It depends on the level of computational skills. If you are totally allergic to computers, it's going to be very, very hard to get a job. If you can do basic C++, but aren't a guru, then it becomes much easier.What is it about string theorist? Presumable they don't have the computational skills required?
Also there are some fields of particle physics where people end up with guru level C++ skills. Lattice gauge theories, for example.
One of the reasons I got hooked into investment banking was that it was obvious that people wanted me for who I was. After spending your life begging for work, it's refreshing to be somewhere that you have to beg less hard, and which you can get a job with reasonable effort.Does that mean there is hope for theorists to get into IB say with a summer placement or two?
One reason that getting a summer internship is useful is that you may come in and figure out that you hate investment banking.
Just to step back a bit so that you know where I am coming from.Otherwise like I said I'll go down the applied maths route - but I would prefer theoretical physics. Thanks again
My entire life is centered around astrophysics. I'm one of the people that got hooked early on. At one point, I decided that I would do whatever it took to study astrophysics. Then it became obvious that going the standard academic route was a dead end, so that I started to think about what I needed to do in order to keep studying astrophysics, and it turns out that investment banking is the closest thing that I can find. Not only do I do something similar to computational astrophysics, but I'm making enough money so that I'll be able to at some point quit and be a graduate student for the rest of my life.

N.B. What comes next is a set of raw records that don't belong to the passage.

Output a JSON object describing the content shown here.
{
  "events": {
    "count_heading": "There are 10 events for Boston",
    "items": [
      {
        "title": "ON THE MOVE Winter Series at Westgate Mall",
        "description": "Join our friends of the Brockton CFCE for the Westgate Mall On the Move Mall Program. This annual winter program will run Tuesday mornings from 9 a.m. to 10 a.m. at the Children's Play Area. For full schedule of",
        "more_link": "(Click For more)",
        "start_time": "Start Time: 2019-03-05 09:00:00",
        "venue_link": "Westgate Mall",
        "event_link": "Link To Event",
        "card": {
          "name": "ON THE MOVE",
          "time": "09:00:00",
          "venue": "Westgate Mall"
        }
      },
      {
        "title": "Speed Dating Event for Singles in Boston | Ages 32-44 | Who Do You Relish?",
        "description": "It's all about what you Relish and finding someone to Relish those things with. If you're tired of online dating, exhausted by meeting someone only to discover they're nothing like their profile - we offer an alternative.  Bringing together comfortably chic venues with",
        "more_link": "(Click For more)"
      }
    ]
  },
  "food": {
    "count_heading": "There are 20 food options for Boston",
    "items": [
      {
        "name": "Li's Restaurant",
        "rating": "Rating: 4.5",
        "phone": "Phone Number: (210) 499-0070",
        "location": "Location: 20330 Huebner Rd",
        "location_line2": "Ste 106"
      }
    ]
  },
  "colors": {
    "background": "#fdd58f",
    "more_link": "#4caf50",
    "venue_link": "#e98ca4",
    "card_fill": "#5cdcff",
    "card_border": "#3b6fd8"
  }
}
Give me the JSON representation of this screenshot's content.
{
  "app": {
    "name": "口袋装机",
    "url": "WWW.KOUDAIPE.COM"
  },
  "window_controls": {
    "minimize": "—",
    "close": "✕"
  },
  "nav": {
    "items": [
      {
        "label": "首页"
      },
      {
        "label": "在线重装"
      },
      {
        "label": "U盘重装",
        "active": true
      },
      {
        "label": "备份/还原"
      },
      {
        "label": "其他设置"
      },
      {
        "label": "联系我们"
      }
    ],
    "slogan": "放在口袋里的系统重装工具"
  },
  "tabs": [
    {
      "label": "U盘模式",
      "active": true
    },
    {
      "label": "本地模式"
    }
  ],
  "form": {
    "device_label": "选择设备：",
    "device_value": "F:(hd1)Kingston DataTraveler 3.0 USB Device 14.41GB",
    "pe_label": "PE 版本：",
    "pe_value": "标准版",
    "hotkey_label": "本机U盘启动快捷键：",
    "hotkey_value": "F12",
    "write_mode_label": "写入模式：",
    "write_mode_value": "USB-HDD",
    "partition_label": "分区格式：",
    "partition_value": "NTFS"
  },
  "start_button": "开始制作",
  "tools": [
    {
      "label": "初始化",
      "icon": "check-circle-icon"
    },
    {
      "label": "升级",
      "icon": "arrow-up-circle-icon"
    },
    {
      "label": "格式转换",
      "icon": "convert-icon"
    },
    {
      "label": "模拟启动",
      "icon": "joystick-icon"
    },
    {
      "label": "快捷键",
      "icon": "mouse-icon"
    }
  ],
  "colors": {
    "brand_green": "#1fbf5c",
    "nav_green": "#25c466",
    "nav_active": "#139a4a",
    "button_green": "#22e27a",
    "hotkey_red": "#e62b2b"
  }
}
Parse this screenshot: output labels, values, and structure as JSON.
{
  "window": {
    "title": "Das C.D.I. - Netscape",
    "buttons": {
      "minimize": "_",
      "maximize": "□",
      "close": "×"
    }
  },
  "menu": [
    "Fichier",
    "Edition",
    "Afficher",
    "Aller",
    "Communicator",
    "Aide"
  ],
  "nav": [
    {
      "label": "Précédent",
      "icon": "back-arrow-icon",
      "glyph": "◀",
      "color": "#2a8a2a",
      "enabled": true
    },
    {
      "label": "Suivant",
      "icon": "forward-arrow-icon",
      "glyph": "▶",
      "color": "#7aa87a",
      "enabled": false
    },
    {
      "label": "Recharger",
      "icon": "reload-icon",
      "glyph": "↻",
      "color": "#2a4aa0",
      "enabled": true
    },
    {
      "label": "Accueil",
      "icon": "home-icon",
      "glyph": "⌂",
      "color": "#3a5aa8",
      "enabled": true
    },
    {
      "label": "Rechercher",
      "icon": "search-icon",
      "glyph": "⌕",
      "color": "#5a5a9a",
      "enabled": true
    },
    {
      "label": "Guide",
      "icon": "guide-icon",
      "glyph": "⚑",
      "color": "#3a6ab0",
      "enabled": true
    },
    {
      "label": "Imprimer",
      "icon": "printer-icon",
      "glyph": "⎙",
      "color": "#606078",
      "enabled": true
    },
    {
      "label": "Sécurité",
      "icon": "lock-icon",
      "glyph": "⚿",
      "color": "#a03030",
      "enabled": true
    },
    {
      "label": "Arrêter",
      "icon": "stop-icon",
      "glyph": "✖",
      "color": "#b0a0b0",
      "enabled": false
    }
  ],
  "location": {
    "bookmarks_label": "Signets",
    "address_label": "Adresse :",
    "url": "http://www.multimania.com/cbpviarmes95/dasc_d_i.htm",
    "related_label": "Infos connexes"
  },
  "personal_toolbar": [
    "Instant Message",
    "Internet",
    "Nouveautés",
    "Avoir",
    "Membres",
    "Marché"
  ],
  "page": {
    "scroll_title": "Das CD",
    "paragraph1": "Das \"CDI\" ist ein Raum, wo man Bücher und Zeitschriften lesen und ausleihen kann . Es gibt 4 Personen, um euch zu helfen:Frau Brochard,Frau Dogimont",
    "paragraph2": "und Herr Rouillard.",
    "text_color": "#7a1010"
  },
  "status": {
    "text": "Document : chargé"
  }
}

Now different people have different goals, which is a good thing, but for good or bad, physics is something of an obsession for me which is how I got into investment banking. If it turned out that investment banking *didn't* find people that can do quantum field theory useful, then I would have done something else.
This matters because if your primary goal is go work for an investment bank, then getting a physics Ph.D. is a rather crazy thing to do.